═══ RECORDS PROVIDED ═══

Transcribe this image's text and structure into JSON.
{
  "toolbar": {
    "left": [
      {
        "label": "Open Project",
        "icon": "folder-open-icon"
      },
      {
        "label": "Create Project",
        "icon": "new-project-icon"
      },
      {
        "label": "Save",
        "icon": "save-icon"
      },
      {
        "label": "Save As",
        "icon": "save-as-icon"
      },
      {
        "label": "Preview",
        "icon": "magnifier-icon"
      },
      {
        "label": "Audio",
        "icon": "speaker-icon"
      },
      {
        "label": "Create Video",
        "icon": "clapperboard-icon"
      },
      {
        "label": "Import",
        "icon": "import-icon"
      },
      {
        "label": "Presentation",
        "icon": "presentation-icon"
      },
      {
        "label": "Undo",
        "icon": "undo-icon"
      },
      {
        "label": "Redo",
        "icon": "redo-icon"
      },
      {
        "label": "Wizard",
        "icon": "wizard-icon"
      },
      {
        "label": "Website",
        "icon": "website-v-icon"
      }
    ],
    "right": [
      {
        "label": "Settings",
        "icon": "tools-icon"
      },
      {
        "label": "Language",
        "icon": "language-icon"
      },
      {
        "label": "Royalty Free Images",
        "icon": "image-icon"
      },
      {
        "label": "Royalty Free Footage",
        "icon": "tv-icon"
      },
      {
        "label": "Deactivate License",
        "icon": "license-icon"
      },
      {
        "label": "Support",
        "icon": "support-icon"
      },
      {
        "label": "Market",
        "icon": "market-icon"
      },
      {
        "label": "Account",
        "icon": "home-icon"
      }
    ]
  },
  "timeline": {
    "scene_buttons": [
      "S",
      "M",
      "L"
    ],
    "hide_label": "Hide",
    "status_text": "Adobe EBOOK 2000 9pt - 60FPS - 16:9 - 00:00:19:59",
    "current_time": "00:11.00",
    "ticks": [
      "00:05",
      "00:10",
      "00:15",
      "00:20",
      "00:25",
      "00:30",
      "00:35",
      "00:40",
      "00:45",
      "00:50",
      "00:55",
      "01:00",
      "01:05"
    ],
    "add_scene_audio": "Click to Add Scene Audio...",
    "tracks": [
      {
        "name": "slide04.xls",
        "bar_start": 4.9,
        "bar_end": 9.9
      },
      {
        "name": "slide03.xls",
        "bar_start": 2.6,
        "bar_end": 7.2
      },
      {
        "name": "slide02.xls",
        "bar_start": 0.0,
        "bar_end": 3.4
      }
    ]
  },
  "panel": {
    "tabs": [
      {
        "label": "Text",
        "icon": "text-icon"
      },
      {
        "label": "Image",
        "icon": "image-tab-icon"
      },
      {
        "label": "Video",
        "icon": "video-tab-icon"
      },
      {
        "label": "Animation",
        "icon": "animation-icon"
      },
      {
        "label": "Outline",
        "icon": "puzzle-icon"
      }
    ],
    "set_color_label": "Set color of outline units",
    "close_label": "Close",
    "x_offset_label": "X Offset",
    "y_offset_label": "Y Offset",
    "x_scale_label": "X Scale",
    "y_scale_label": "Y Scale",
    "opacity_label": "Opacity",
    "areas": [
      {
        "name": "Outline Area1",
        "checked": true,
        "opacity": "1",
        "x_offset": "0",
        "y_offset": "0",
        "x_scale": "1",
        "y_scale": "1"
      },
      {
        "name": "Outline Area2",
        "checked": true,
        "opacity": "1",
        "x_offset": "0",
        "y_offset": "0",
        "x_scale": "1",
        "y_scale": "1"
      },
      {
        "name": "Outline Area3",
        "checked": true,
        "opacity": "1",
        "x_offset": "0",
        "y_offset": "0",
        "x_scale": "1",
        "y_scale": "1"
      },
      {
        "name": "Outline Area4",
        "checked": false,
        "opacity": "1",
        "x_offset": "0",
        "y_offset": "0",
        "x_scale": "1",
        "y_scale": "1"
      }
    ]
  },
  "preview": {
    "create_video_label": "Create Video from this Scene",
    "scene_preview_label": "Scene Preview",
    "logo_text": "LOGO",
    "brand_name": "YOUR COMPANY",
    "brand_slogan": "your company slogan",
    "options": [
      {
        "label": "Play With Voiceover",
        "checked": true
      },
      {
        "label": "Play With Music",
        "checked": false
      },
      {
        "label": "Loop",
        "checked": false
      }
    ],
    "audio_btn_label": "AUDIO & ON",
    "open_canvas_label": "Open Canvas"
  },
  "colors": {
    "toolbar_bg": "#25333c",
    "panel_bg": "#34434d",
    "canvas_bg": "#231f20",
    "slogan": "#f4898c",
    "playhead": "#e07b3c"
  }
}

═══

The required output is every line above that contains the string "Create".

_ANSWER BOX_
        "label": "Create Project",
        "label": "Create Video",
    "create_video_label": "Create Video from this Scene",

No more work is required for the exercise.